_Exercise_: Tally up the lines below containing the string "this", then write the number alone.

===============

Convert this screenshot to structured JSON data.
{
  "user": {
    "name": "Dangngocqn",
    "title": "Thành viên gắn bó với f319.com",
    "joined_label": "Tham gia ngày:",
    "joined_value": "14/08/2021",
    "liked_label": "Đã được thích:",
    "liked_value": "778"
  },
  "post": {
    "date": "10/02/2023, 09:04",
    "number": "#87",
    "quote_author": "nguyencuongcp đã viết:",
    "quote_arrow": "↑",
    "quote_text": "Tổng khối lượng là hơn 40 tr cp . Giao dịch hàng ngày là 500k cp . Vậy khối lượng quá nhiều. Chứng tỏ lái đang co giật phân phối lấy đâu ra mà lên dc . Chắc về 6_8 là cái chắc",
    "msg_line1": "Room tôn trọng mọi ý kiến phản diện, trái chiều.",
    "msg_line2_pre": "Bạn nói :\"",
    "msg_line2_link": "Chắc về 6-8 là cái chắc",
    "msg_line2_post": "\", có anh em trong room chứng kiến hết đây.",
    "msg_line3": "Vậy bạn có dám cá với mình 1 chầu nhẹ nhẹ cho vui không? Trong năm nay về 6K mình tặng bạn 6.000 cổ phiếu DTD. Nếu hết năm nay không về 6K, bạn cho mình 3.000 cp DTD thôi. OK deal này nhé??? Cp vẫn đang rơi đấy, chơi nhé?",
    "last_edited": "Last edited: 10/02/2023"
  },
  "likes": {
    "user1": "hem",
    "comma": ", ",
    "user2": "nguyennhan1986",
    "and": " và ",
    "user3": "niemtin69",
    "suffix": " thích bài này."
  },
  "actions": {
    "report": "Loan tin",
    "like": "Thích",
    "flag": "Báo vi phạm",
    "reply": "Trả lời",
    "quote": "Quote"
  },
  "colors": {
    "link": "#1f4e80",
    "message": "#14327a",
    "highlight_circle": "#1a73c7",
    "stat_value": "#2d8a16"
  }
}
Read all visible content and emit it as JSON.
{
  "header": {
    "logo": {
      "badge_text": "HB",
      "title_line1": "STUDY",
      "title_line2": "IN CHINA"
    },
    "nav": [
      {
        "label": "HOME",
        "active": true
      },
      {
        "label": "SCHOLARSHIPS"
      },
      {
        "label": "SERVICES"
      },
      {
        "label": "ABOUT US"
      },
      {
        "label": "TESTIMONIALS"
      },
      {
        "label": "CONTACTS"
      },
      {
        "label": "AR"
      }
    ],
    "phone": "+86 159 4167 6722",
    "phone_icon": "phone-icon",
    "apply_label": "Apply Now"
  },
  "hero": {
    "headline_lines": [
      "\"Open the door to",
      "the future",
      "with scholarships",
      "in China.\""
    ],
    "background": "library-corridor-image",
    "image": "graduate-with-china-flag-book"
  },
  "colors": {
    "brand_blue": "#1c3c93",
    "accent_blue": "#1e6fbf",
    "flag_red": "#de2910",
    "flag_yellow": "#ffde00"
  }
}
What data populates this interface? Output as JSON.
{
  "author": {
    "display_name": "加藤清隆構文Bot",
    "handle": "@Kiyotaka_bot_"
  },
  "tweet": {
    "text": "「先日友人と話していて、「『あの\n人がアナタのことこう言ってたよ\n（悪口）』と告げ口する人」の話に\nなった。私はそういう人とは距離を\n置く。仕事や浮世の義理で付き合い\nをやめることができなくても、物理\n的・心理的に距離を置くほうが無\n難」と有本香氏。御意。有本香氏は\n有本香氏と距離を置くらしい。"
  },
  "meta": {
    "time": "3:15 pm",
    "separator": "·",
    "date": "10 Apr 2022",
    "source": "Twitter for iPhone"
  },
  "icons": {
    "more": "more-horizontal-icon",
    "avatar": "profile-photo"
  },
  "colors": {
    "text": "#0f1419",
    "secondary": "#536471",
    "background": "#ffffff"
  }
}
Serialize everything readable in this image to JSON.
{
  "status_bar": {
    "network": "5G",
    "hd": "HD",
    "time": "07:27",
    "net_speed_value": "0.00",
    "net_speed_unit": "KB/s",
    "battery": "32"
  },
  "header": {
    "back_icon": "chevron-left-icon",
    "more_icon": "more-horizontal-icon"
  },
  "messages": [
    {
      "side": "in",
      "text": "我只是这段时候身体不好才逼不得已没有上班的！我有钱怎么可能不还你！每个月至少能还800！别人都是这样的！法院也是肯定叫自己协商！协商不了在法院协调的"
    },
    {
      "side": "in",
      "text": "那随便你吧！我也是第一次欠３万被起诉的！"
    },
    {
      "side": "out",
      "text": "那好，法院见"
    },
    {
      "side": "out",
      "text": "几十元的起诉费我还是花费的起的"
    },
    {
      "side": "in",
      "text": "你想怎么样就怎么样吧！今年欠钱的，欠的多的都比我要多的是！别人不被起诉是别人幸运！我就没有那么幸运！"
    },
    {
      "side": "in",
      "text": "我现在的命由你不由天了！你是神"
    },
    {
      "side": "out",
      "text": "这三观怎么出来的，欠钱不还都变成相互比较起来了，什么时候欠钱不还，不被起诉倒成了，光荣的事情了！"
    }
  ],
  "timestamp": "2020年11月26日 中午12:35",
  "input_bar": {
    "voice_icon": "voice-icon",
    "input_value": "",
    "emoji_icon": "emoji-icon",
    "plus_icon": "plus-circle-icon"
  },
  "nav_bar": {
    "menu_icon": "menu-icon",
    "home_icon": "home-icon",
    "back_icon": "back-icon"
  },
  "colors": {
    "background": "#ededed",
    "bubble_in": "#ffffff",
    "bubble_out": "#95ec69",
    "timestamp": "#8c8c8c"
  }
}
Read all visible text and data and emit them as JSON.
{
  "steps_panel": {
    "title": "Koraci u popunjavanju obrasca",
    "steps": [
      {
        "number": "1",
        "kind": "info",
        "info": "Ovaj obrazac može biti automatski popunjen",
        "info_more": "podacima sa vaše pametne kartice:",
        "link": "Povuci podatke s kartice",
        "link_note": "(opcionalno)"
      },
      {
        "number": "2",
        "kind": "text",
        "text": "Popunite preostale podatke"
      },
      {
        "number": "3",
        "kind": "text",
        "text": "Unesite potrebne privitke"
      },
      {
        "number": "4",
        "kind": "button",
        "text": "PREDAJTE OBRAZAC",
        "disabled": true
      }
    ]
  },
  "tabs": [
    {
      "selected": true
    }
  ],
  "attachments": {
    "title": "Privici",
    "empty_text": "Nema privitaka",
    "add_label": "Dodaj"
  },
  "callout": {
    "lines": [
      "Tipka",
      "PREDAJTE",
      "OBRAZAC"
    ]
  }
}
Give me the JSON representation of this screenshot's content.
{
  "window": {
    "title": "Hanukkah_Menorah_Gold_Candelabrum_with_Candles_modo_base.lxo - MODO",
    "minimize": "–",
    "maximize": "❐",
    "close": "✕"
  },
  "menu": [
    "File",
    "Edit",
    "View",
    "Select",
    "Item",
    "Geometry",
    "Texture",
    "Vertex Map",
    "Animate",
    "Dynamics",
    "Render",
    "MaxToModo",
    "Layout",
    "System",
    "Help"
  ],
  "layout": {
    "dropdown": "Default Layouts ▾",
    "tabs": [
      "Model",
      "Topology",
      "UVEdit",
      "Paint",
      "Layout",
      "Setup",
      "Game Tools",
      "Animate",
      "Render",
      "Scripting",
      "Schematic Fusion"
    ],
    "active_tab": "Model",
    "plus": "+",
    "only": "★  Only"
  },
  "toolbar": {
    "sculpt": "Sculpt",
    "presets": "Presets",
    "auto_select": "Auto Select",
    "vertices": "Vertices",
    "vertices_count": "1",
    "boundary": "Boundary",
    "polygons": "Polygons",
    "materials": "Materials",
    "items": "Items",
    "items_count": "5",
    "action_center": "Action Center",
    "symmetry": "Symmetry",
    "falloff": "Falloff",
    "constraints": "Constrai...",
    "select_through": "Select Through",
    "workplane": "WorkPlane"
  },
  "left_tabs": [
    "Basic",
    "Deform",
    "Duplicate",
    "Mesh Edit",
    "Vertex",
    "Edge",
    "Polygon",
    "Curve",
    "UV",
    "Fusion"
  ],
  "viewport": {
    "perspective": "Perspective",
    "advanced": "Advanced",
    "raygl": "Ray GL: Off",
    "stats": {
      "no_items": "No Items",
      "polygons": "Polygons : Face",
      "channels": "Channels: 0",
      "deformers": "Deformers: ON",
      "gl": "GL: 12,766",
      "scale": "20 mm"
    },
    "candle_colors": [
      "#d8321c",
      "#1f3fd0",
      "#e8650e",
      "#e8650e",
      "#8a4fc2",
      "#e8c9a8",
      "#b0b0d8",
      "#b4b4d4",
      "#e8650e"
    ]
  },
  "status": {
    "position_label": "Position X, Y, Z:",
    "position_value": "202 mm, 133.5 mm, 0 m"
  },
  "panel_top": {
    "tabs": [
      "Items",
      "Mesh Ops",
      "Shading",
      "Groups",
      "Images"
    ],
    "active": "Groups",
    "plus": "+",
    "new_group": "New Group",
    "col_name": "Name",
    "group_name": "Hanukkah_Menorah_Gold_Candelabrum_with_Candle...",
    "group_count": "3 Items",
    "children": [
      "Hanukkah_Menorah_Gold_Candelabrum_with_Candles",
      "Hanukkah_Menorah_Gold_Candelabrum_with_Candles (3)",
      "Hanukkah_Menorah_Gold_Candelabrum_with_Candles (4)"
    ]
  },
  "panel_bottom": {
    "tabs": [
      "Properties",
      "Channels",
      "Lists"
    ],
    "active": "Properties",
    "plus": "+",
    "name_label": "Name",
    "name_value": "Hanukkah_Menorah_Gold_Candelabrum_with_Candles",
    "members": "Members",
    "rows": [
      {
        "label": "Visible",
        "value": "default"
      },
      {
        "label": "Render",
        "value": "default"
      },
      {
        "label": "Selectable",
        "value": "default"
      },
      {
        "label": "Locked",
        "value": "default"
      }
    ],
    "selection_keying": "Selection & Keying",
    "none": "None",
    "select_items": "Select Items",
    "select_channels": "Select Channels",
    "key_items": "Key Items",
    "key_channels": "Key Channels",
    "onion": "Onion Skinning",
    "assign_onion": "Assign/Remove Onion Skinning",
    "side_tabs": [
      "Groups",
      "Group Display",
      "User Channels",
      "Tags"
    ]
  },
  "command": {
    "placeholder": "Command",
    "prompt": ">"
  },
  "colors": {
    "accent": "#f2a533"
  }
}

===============

_Answer section_: 4